How do you explain the casual way in which you threw away your life? Answering that question honestly took years of struggling with my own failings. It was not easy, and I did not enjoy it. But I had to. That was the question I had to answer for myself before I could ever get up and speak to others. The last time I spoke at the Lifer’s Group graduation I told the audience that we cannot afford to become complacent or apathetic. It’s easy for us to do, because for us it is so hard to reasonably look to the future. In prison, we mainly only deal with today, and that is the reason that we get so wrapped up in this prison atmosphere, but it is also what helps to insulate us against our fears for the future. It has become so hard for me to live in this prison environment while no longer feeling part of it. I can see why so many prisoners are afraid to deal with their anger and hatred, because when you do this environment becomes unbearable. It seems that the more I shed the part of me that once saw prison as an extension of my inner life, the more I find myself avoiding others and staying to myself trying to keep myself together. I have to challenge myself to survive, like so many other men I unconsciously took refuge behind these walls. Having lost hope for the future on the outside I had made prison --- this pseudo reality --- my everything. How much life is lost waiting on nothing?  We begin to lose our way; we live with our eyes closed because it is easier. But that’s prison right? No, that is life, but does it have to be?

It is something that I personally have struggled constantly with. In prison I was a shadow of what I once was, I was hollow, and I turned on myself inside my own head. I filled the void with everything I hated about myself for the majority of my last 21 years of life. I have a problem letting myself heal, up to now I’ve never believed that I deserve to, I am just now trying. I had let life break me, the reality is the world breaks everyone, but if we allow ourselves to heal, we will be stronger in those broken places. I heard an analogy about us that has stuck with me: we could be called “human boomerangs,” people who were broken in the middle and fundamentally bent and because of this no matter how hard we were thrown out of prison we were just going to keep coming right back. We are in charge of our narrative, so it is up to us to prove that the things about prison that breaks so many of us have only served to make us stronger. You have to trust in yourself that you are better than this moment.
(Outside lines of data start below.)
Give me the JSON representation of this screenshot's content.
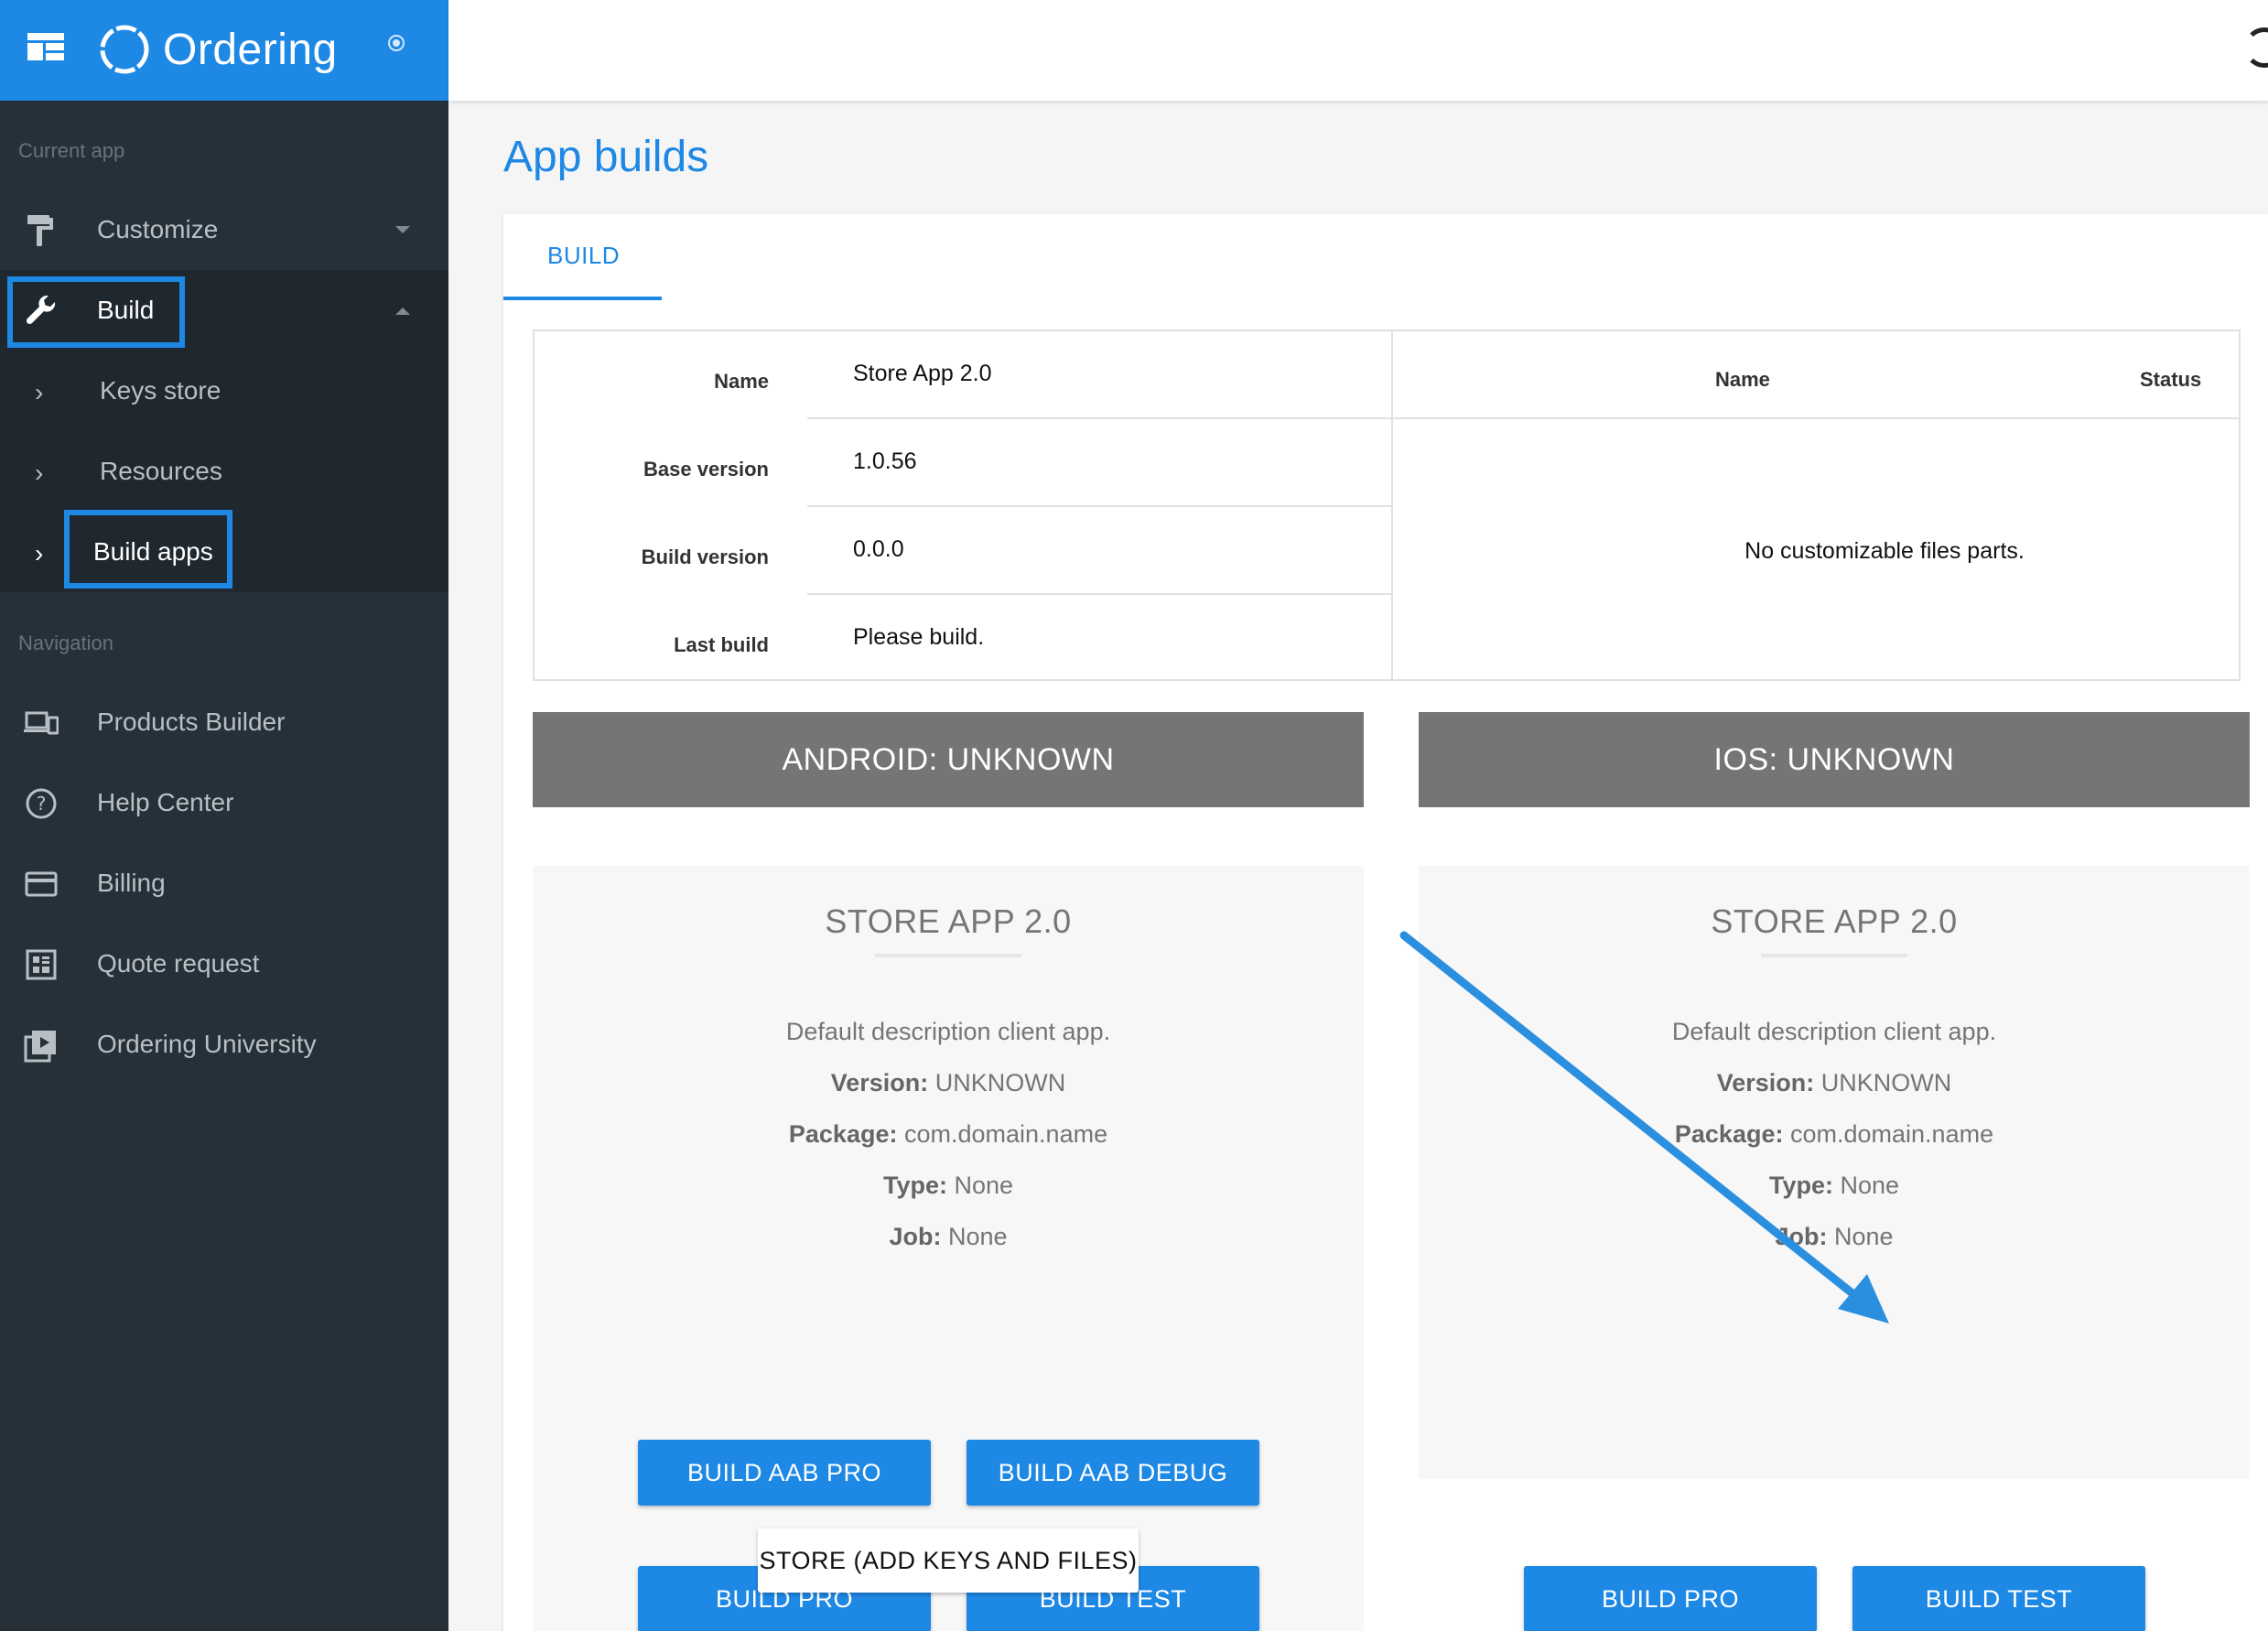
{
  "brand": {
    "name": "Ordering"
  },
  "sidebar": {
    "current_app_label": "Current app",
    "navigation_label": "Navigation",
    "customize": "Customize",
    "build": "Build",
    "build_children": [
      "Keys store",
      "Resources",
      "Build apps"
    ],
    "nav_items": [
      "Products Builder",
      "Help Center",
      "Billing",
      "Quote request",
      "Ordering University"
    ]
  },
  "page": {
    "title": "App builds"
  },
  "tabs": {
    "build": "BUILD"
  },
  "info": {
    "rows": [
      {
        "label": "Name",
        "value": "Store App 2.0"
      },
      {
        "label": "Base version",
        "value": "1.0.56"
      },
      {
        "label": "Build version",
        "value": "0.0.0"
      },
      {
        "label": "Last build",
        "value": "Please build."
      }
    ]
  },
  "files": {
    "col_name": "Name",
    "col_status": "Status",
    "empty": "No customizable files parts."
  },
  "android": {
    "header": "ANDROID: UNKNOWN",
    "title": "STORE APP 2.0",
    "description": "Default description client app.",
    "version_label": "Version:",
    "version": "UNKNOWN",
    "package_label": "Package:",
    "package": "com.domain.name",
    "type_label": "Type:",
    "type": "None",
    "job_label": "Job:",
    "job": "None",
    "btn_build_pro": "BUILD PRO",
    "btn_build_test": "BUILD TEST",
    "btn_build_aab_pro": "BUILD AAB PRO",
    "btn_build_aab_debug": "BUILD AAB DEBUG",
    "btn_store": "STORE (ADD KEYS AND FILES)"
  },
  "ios": {
    "header": "IOS: UNKNOWN",
    "title": "STORE APP 2.0",
    "description": "Default description client app.",
    "version_label": "Version:",
    "version": "UNKNOWN",
    "package_label": "Package:",
    "package": "com.domain.name",
    "type_label": "Type:",
    "type": "None",
    "job_label": "Job:",
    "job": "None",
    "btn_build_pro": "BUILD PRO",
    "btn_build_test": "BUILD TEST"
  },
  "colors": {
    "accent": "#1e88e5",
    "sidebar_bg": "#263038",
    "platform_bar": "#757575"
  }
}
The professors in my Common Good Atlanta classes have taught me that character is the ability to commit to morally upright ideals and character can only be developed in the struggle against our own weaknesses. We can be disciplined and punished into not doing bad things anymore, but no one can compel you to be good. That step is solely up to us, it is not easy, we will have failings, but this struggle has intrinsic value for the reason that this is the only place you will find your truest self. The nature of humanity, its essence is to feel another’s pain as one’s own, and to act to take that pain away. There is strength in compassion and empathy. I am a flawed man with a violent past, that I cannot deny, but I will not allow people to suffer when it is within my power to help them. And if by doing these things I can make some type of amends for the things that I have done, and all the things I failed to do, then that can be some small compensation. Embrace the struggle; it will be your healing. The darkness of the future is the necessary space for the exercise of our faith.

Our struggles will not end with our release, there are going to be so many more hardships to endure. We need to understand that the full severity of incarceration’s punishment is never greater than at the time of our release. I am currently looking for homeless shelters or halfway houses, because by the time I am released, my last family member will have died during my imprisonment. I will have no one to turn to for help, so I have to prepare now. As lifers we are only going to be just on the other side of the fence, and it will continue to define us for others: convicted felon, ex-con, criminal, animal. Do not allow that to define you, erase that page of your life and write your own words, fight to define yourself. Make that your drive, your strength, and then it never can be your weakness.  

I am going to succeed, but for more than just myself, I will go on to help others, because I have an intimate knowledge of pain and suffering, many of us do. I will use mine to help others heal and help myself heal completely and become stronger in the process, we all can. If I could help a kid like I was, not end up like I did. Did many of us have such a person in the past? I want to help others find their value, see their strength, and escape their conditioning. Did you know that fully grown adult elephants are restrained by a single tether on one leg, because they are fully conditioned from infanthood to believe that they are not capable of breaking that restraint? The implanted idea of their weakness is what holds them back, and these are the most powerful animals that God created. The worst thing we can do is to help others injure us. To be what we are, where we are, but to be free of the shackles that held us down in the past and made failure acceptable, because failure is a learned behavior and enlightenment can be learned, too.

Common Good Atlanta